Rishon, Sheni, and Shlishi (“First,” “Second,” and “Third” in Hebrew) live together in a brick house. Following the fairy-tale pattern, each spends more time and thought than the pig before in making a King Ahasuerus crown. Rishon uses purple paper, Sheni uses poster board, gold foil, and glue, and Shlishi’s is a sturdy papier-mâché. Meanwhile, the big bad wolf smells hamantaschen and decides to go to the carnival to buy some. But wait—without a costume, the sinister-looking wolf with his curled mustache, bushy eyebrows, and fancy laced shoes will be feared and unwelcome. So he decides to steal the crowns, with this familiar-sounding exchange. “Little pig, little pig, give me your crown!” / “Not for all the hamantaschen in town!” / “Then I’ll huff and I’ll puff, and I’ll blow your crown off!” The two lightweight crowns blow away, but when the wolf goes to grab Shlishi’s relatively sturdy one, a child dressed as the good Mordechai offers the wolf the evil Haman hat; a bullying lesson ensues. Chernyak’s bright, mixed-media, folk-art–inflected illustrations present an all-animal cast. Unfortunately, at its root this parody makes little sense. If the wolf was willing to steal a crown, readers will wonder why he didn’t just go ahead and steal the hamantaschen?

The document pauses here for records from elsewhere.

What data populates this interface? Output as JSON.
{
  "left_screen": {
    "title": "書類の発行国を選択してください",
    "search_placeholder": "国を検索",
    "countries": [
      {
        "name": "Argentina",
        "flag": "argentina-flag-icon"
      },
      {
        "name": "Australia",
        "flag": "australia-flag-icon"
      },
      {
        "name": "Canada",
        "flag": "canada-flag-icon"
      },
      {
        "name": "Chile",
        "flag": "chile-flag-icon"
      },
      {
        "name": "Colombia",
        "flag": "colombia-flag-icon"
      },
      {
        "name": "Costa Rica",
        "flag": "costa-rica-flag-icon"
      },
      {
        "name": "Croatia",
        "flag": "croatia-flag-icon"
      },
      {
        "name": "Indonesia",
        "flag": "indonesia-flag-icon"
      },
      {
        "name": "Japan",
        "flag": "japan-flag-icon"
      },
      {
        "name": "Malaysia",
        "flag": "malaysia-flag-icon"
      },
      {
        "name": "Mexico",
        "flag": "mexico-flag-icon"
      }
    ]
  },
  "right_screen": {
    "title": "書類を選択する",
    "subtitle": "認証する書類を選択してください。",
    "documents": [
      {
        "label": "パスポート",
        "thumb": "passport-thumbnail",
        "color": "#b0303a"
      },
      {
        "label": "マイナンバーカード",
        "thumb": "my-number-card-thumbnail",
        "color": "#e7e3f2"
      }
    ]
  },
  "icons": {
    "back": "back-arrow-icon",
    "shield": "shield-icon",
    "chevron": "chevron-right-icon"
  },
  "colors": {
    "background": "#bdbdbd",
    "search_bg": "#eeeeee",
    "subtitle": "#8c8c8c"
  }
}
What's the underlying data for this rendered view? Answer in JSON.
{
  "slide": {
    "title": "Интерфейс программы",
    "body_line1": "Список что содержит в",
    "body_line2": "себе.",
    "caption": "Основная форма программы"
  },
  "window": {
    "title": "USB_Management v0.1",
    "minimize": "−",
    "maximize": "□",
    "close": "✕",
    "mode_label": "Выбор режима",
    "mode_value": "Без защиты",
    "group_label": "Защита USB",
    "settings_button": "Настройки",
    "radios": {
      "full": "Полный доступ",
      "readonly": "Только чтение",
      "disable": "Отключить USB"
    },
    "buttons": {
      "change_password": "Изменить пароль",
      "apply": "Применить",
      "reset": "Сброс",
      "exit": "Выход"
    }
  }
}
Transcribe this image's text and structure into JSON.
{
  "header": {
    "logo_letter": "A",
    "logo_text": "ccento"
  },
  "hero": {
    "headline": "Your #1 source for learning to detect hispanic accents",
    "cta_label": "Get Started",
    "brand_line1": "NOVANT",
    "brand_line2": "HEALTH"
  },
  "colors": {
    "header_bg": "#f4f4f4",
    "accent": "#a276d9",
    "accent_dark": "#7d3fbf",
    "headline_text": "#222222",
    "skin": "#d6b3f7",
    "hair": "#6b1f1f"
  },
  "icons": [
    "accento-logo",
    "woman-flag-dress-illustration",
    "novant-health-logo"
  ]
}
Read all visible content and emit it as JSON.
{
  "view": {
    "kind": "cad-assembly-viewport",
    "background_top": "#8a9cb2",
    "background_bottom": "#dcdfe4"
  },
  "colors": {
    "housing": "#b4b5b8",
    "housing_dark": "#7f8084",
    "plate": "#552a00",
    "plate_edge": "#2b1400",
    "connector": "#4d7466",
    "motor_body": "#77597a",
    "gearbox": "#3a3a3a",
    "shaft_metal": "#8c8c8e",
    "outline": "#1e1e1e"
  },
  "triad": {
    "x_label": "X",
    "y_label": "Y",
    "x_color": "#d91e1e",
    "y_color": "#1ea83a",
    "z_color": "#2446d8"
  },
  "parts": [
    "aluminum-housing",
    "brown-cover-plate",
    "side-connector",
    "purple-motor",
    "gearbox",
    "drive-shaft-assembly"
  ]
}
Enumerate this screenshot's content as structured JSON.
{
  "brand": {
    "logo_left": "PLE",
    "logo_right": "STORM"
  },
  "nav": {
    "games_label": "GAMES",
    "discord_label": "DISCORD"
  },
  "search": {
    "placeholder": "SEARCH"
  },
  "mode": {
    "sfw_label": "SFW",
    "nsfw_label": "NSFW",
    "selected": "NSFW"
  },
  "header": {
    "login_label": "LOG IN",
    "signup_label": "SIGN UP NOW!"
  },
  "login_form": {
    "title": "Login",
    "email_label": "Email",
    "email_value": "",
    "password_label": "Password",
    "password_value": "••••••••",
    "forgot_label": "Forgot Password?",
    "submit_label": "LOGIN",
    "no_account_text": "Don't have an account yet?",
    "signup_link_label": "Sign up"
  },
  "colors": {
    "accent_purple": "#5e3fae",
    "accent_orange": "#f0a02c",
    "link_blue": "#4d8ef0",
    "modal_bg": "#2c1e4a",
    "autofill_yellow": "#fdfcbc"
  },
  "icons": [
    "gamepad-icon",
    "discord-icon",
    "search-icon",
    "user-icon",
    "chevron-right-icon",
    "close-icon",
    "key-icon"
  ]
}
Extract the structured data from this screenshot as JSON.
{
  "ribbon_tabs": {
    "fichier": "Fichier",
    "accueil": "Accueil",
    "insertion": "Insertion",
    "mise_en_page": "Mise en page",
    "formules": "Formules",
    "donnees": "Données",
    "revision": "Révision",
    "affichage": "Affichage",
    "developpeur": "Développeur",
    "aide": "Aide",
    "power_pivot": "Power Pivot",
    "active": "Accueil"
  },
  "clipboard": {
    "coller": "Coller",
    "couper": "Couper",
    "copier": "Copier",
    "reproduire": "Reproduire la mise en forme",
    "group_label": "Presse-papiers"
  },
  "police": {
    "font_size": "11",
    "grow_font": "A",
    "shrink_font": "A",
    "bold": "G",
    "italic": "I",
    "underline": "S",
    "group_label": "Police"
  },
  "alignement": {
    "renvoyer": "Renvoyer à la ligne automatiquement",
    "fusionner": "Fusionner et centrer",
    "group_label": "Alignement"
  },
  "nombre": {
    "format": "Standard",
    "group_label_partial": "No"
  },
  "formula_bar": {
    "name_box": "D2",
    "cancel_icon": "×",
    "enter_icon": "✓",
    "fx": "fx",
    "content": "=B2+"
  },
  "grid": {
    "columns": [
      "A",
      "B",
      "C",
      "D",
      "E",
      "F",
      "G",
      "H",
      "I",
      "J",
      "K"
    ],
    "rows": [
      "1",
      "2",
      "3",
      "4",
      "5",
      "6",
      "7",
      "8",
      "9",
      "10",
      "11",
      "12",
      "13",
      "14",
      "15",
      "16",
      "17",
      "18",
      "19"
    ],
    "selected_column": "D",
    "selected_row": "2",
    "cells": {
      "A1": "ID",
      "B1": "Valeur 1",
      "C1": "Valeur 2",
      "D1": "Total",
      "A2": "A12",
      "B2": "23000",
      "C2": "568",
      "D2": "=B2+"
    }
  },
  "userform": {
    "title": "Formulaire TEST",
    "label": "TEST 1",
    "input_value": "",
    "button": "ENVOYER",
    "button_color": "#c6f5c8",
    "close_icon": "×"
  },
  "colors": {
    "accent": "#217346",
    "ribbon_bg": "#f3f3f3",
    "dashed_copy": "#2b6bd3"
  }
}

Irksome and even a bit dimwitted. (recipe, author’s note, glossary) (Picture book. 3-5)